He had made a huge mistake with the botched Bay of Pigs invasion of Cuba. He also dragged his feet on Civil Rights bills to curry the favor of the South for the 1964 election. But he represented a new and changing America, nonetheless.
On that fateful Friday when Kennedy was taken from us, I ate lunch in the cafeteria. After gabbing too long with friends, I realized I was late for my home room class.
I was running through the hall in a futile attempt to make the second bell when a kid running the other way socked me on the arm and blurted out, “Kennedy just got shot.”
I thought it was some kind of a sick joke but when I scurried through the door and saw the long faces of my classmates and teacher, I knew something was terribly wrong.
My teacher, Mrs. Summa, did not admonish my lateness. She had been waiting for me before she made the announcement.
With tears streaming down her cheeks, she said, “Class, President Kennedy has been shot in Dallas, Texas.”
This caused a collective moan, with the exception of one kid who started laughing and applauding. He shut up when 30 pairs of young eyes swiveled to his desk and let him know this was no time for politics.
Within minutes, our principal, Mr. Beltz, came on the intercom and informed us that President Kennedy was dead. We all sat there in stunned silence for about five minutes and the only noise came from Mrs. Summa, who couldn’t stop crying.
She didn’t even begin to attempt teaching our latest English and Social Studies lessons. We all just talked about the situation for two hours as we waited for the final bell.
I walked straight home and my mom was in the living room transfixed on our old, black and white Magnavox television. I went across the street to my buddy’s house and it was the same scenario.
I went back home and my dad was there, having come home early from work. For the next four days all we did was watch history unfold on TV.
It was the first time news television had taken over the airwaves, but few complained.
We spent all day Saturday listening about Lee Harvey Oswald’s life and the investigation.
It got worse around noon on Sunday, when we watched Jack Ruby walk up to Oswald inside the Dallas police station and shoot him in the stomach on live TV, another dubious first.
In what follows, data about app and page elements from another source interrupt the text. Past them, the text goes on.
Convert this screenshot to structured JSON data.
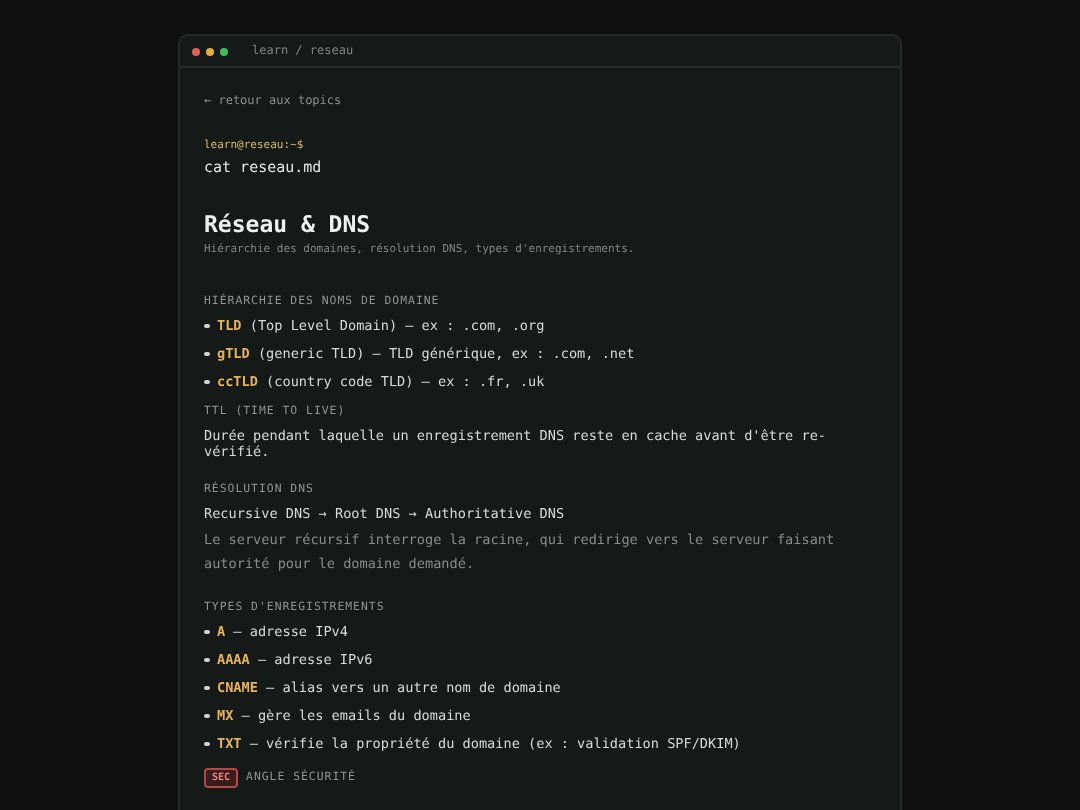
{
  "window": {
    "title": "learn / reseau"
  },
  "back_link": "← retour aux topics",
  "prompt": "learn@reseau:~$",
  "command": "cat reseau.md",
  "title": "Réseau & DNS",
  "subtitle": "Hiérarchie des domaines, résolution DNS, types d'enregistrements.",
  "sections": [
    {
      "kind": "list",
      "heading": "HIÉRARCHIE DES NOMS DE DOMAINE",
      "items": [
        {
          "term": "TLD",
          "text": "(Top Level Domain) — ex : .com, .org"
        },
        {
          "term": "gTLD",
          "text": "(generic TLD) — TLD générique, ex : .com, .net"
        },
        {
          "term": "ccTLD",
          "text": "(country code TLD) — ex : .fr, .uk"
        }
      ]
    },
    {
      "kind": "text",
      "heading": "TTL (TIME TO LIVE)",
      "text": "Durée pendant laquelle un enregistrement DNS reste en cache avant d'être re-vérifié."
    },
    {
      "kind": "flow",
      "heading": "RÉSOLUTION DNS",
      "text": "Recursive DNS → Root DNS → Authoritative DNS",
      "note": "Le serveur récursif interroge la racine, qui redirige vers le serveur faisant autorité pour le domaine demandé."
    },
    {
      "kind": "list",
      "heading": "TYPES D'ENREGISTREMENTS",
      "items": [
        {
          "term": "A",
          "text": "— adresse IPv4"
        },
        {
          "term": "AAAA",
          "text": "— adresse IPv6"
        },
        {
          "term": "CNAME",
          "text": "— alias vers un autre nom de domaine"
        },
        {
          "term": "MX",
          "text": "— gère les emails du domaine"
        },
        {
          "term": "TXT",
          "text": "— vérifie la propriété du domaine (ex : validation SPF/DKIM)"
        }
      ]
    },
    {
      "kind": "badge",
      "badge": "SEC",
      "heading": "ANGLE SÉCURITÉ"
    }
  ]
}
Oswald would die shortly thereafter.
Monday was declared a national day of mourning by new President Lyndon Johnson, who stepped into the position from his vice presidency with a steely resolve that kept many of us calm.
We spent the entire day watching TV again as Kennedy’s casket was taken through the streets of Washington, D.C. to Arlington Cemetery with one million people along the route.
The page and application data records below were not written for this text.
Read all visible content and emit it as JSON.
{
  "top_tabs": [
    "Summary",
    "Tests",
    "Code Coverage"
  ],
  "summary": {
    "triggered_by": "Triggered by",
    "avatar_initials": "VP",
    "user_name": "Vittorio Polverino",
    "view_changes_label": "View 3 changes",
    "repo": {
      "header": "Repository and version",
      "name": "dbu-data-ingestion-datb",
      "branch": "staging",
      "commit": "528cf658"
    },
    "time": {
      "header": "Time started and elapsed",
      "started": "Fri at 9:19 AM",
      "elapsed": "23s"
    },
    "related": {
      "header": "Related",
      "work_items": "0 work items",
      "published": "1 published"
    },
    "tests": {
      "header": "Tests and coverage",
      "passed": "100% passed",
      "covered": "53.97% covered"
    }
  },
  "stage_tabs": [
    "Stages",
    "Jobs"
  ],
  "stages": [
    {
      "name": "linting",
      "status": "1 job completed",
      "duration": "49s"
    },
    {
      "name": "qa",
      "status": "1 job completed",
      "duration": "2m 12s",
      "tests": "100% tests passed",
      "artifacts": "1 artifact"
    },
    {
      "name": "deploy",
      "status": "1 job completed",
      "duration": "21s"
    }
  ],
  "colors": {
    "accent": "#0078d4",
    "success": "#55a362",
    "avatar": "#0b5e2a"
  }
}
We all went back to our worlds on Tuesday but there was a profound difference. Without even analyzing it, many knew it was the end of an age of innocence and that now, anything could happen.
That proved true in the following years when there were two attempts on President Gerald Ford’s life and another on President Ronald Reagan. Reagan came very close to dying and another charismatic leader was almost taken from us.
In 1968, Bobby Kennedy was assassinated and he most likely would have beaten Richard Nixon for the presidency. Martin Luther King was murdered as well and it was all absolutely devastating.
The 1960s are often depicted as a wonderful time. I have younger people tell me they would have loved to have grown up then because we had The Beatles, muscle cars and California beach influences.
I tell them it was an exhilarating time because young people like me helped make the country more interesting and equal by starting a cultural revolution.
I also tell them about the harm Vietnam did to the national psyche, race riots, the stupid surge in drug abuse and the day John F. Kennedy died.
A timeless passage from Charles Dickens’ classic novel about the French Revolution, “A Tale of Two Cities,” perhaps sums it up best:
“It was the best of times, it was the worst of times, it was the age of wisdom, it was the age of foolishness, it was the epoch of belief, it was the epoch of incredulity, it was the season of Light, it was the season of Darkness, it was the spring of hope, it was the winter of despair, we had everything before us, we had nothing before us, we were all going direct to Heaven, we were all going direct the other way…”